In addition to regional climate change being strongly affected by natural modes of variability, geographic differences in climate change are related to the uneven spatial distribution of aerosols and tropospheric ozone. A key of our research seeks to understand how the regional distribution of forcing affects the geographic pattern of the resulting climate change. This has implications for attributing observed climate changes in the recent past as well as for designing effective climate change mitigation policies.

Map: Observed surface temperature trends, 1965-1995. December to February average

The Sun vs the Volcano: Drivers of regional climate change. Popular summary.

Glaciers, Old Masters, and Galileo: The Puzzle of the Chilly 17th Century. Popular summary

Greenhouse Gas Influence on Northern Hemisphere Winter Climate Trends. Popular summary

Solar Variability, Ozone, and Climate. Popular summary.

Historical and paleoclimate

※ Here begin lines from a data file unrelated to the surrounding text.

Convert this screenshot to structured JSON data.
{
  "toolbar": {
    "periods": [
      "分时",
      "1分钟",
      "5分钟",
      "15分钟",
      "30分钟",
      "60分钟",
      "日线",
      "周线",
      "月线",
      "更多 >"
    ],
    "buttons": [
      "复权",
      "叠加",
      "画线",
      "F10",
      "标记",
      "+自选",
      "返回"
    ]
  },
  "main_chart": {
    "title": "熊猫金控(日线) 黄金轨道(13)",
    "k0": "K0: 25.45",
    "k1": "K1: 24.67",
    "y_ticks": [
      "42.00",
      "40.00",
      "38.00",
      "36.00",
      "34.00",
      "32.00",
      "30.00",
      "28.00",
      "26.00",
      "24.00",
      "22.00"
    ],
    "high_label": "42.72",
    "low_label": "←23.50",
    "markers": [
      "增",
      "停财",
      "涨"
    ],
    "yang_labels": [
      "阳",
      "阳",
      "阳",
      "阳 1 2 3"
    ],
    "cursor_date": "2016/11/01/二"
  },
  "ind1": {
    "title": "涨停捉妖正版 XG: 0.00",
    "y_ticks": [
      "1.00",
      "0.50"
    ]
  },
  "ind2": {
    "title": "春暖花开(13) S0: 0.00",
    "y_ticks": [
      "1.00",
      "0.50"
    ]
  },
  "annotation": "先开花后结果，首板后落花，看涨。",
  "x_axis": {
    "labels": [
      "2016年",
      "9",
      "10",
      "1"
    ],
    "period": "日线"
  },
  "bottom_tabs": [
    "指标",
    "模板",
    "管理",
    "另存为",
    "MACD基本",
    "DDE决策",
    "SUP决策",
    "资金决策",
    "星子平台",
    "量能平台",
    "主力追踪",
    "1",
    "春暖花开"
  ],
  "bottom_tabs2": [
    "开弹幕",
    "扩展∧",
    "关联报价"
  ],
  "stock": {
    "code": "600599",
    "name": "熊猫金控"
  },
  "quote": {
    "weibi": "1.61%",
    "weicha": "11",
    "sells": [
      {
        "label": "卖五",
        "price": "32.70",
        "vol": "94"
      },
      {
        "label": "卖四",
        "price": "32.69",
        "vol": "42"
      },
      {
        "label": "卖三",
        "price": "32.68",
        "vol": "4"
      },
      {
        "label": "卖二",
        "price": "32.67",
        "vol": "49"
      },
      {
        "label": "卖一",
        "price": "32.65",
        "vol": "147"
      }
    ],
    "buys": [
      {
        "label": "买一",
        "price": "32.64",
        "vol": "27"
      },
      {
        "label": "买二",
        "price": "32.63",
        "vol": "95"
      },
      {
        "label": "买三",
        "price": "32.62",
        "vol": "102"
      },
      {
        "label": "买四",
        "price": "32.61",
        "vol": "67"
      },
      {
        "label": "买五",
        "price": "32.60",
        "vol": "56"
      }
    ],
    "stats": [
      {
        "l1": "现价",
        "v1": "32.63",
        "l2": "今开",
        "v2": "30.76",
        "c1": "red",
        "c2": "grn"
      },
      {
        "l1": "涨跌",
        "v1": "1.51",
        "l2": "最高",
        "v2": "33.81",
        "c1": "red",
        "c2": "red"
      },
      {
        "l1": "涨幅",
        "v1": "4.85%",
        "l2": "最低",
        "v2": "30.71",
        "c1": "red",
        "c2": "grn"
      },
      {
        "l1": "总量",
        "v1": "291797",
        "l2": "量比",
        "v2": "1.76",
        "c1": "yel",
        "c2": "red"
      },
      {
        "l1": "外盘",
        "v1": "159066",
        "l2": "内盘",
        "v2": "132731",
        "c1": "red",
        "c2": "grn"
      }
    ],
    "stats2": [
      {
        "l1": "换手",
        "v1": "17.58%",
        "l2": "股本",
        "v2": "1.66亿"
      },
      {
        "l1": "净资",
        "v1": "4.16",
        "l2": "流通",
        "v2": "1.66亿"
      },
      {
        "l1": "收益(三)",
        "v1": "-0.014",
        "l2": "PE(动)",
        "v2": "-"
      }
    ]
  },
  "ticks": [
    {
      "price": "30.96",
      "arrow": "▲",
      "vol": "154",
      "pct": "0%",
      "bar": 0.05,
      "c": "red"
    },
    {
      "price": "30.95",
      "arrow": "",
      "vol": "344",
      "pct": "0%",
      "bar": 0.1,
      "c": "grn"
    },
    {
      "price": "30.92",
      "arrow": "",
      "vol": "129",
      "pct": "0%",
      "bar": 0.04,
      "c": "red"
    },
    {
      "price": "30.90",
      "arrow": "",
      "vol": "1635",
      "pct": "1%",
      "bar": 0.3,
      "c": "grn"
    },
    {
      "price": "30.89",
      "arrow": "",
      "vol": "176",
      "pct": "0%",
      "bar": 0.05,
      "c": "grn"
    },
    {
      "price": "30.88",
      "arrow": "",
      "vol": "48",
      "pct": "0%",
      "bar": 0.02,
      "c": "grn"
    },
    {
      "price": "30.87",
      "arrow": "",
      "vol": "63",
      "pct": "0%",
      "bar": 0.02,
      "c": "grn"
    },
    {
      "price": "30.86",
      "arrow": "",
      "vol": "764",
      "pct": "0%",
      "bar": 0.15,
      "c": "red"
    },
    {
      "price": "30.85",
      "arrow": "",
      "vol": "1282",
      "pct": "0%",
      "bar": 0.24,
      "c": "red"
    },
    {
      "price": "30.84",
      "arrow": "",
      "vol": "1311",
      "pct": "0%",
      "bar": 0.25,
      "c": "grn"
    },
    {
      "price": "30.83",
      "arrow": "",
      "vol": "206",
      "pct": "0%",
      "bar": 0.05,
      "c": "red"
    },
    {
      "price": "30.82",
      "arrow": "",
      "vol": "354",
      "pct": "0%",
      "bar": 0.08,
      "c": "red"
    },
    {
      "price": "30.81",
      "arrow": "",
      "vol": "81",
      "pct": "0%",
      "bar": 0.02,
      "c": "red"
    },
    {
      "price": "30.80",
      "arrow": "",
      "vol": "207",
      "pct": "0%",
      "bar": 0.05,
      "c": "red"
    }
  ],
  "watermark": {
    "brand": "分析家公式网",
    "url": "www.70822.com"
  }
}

Historical datasets show large regional variations in climate changes over the past millenium. For example, from the mid-1600s to the early 1700s, there is believed to have been a minimum in solar irradiance, called the Maunder Minimum. Concurrently, surface temperatures appear to have been at or near their lowest values of the last millenium in the Northern Hemisphere, and European winter temperatures were reduced by 1-1.5 C. We have simulated the difference between that period and both a century later, when solar output remained relatively high over several decades, and during the Medieval Climate Anomaly when solar output was comparatively high. We find that changes in naturally occurring climate variability patterns can play a major role in large regional changes (especially cooling over North America and Europe as solar output decreases). Volcanism is another key driver of historical climate changes, and we have compared the modeled response to large volcanic eruptions with historical data as well.

On longer timescales, atmospheric composition and climate have been intertwined for billions of years, especially via methane, which is both a powerful greenhouse gas and is chemically reactive. Simplified versions of our climate model have been used to study composition-climate interactions during the distant past (paleoclimate), providing information about the climate system's response to changes which provide insight into our potential future.

Super-Eruptions, Climate and Human Survival. Popular summary.